See, I don't think of my 80 lb GSD as a "big dog" - I've seen 130+ lb GSDs, and the OP's dog at 150+ I would call big, as are great danes - but I have I friend who constantly is calling him a horse, and insists "No really, he's the size of a pony!" Um, no.
Just because the only dogs you've
been around are 10-40 lbs doesn't mean 80lbs is a big dog. On the large side of medium, sure.
And yet when we take him to the dog park, he is frequently the largest dog there (also the scarediest - first time we took him when he was about six months old he ran and hid behind us FROM A PUG! A six lb PUG!
). Not always, and at least half the GSDs we run in to are larger, but he is on the larger side of dogs in general. But he doesn't seem "big" to me - he's just my dog, and he's perfectly sized.
My SIL is afraid of big dogs, and that combined with my baby's, um, different
ideas of personal boundaries (he's a face-shover - loves nothing more than to come up and get right in your face) resulted in some tense moments a couple christmases ago. I pointed out that my 15lb, 12yo, blind since birth (and very annoyed at having a big rambunctious puppy around) poodle was MUCH more likely to actually bite her, and was much less likely to actually obey commands and generally be a "good" dog, but it had nothing to do with HIM, just with her perception
of him as a "big dog". Nothing I could say or do would persuade her to be less afraid - she had a phobia, and wasn't interested in trying to get over it. (I'm very sympathetic toward phobias - my arachnophobia is the bane of my existance, but I'm constantly working on getting over it, and I actually LIKE spiders. Just not when they pop up near me unexpectedly, y'know? It's the clinging to phobias that bugs me.)
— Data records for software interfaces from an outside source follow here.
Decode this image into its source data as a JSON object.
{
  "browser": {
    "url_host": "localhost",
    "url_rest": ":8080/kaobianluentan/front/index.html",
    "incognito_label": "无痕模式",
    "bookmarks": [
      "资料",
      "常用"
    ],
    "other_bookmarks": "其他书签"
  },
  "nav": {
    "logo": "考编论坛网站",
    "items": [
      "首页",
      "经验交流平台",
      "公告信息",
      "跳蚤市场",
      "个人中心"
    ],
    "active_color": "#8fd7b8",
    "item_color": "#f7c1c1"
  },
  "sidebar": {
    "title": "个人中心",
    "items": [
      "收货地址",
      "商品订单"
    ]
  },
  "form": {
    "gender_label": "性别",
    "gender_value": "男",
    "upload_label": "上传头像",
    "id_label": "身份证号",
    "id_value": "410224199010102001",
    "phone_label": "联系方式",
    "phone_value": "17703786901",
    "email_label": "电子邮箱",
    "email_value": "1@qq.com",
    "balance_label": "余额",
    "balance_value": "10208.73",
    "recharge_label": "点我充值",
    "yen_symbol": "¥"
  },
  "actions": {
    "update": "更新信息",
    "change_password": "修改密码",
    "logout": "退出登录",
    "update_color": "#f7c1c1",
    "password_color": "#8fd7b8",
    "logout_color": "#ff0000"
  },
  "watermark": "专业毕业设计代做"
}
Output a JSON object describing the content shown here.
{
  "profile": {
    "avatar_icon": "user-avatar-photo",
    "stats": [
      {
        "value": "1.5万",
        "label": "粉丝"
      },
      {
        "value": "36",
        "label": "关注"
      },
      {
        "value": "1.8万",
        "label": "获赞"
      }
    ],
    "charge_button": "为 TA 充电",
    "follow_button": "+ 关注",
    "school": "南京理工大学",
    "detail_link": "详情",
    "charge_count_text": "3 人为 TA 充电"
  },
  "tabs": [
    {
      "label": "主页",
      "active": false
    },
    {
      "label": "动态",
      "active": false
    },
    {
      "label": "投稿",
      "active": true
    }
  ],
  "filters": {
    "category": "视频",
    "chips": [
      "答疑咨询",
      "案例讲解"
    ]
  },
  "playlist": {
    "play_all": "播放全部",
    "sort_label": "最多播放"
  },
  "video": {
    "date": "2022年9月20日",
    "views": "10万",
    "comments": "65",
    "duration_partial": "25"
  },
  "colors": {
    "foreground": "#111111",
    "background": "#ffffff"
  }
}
We could also start talking about breed prejudice, which is closely related to size prejudice, but that's probably best for another thread. (And can I just say I LOVE rotties? And "pit bulls". Never met one that wasn't a complete and total sweety unless it was severely abused - can't say the same about many small breed dogs, although I love them, too.)
Oh, and that gets me on a rant about the perception of small v. large dogs - I've met very few aggressive large dogs (not none, but few), but many, many
aggressive small dogs, but people tend to think it's "OK", because you can always just pick up a small dog and remove it. That makes its antisocial behavior more acceptable? Um, no! Don't get me wrong, I love all dogs, small or large, barky and aggressive or placid and quiet, but what is it about having a small dog that makes some people think it's ok to not train or socialize them? People with big dogs could never get away with that. I'll be the first to admit my GSD could use more training (the poodle is pretty much entitled to be a cranky old fart at this point
but in his prime he knew and responded to about 3 dozen commands, and was well socialized, although being blind there were some doggie signals he just didn't get and some tense situations resulted from that), but as soon as we adopted him we were working on polite, social behavior, and obediance to a few basic commands.
Just don't ask me about how to stop the face and crotch shoving.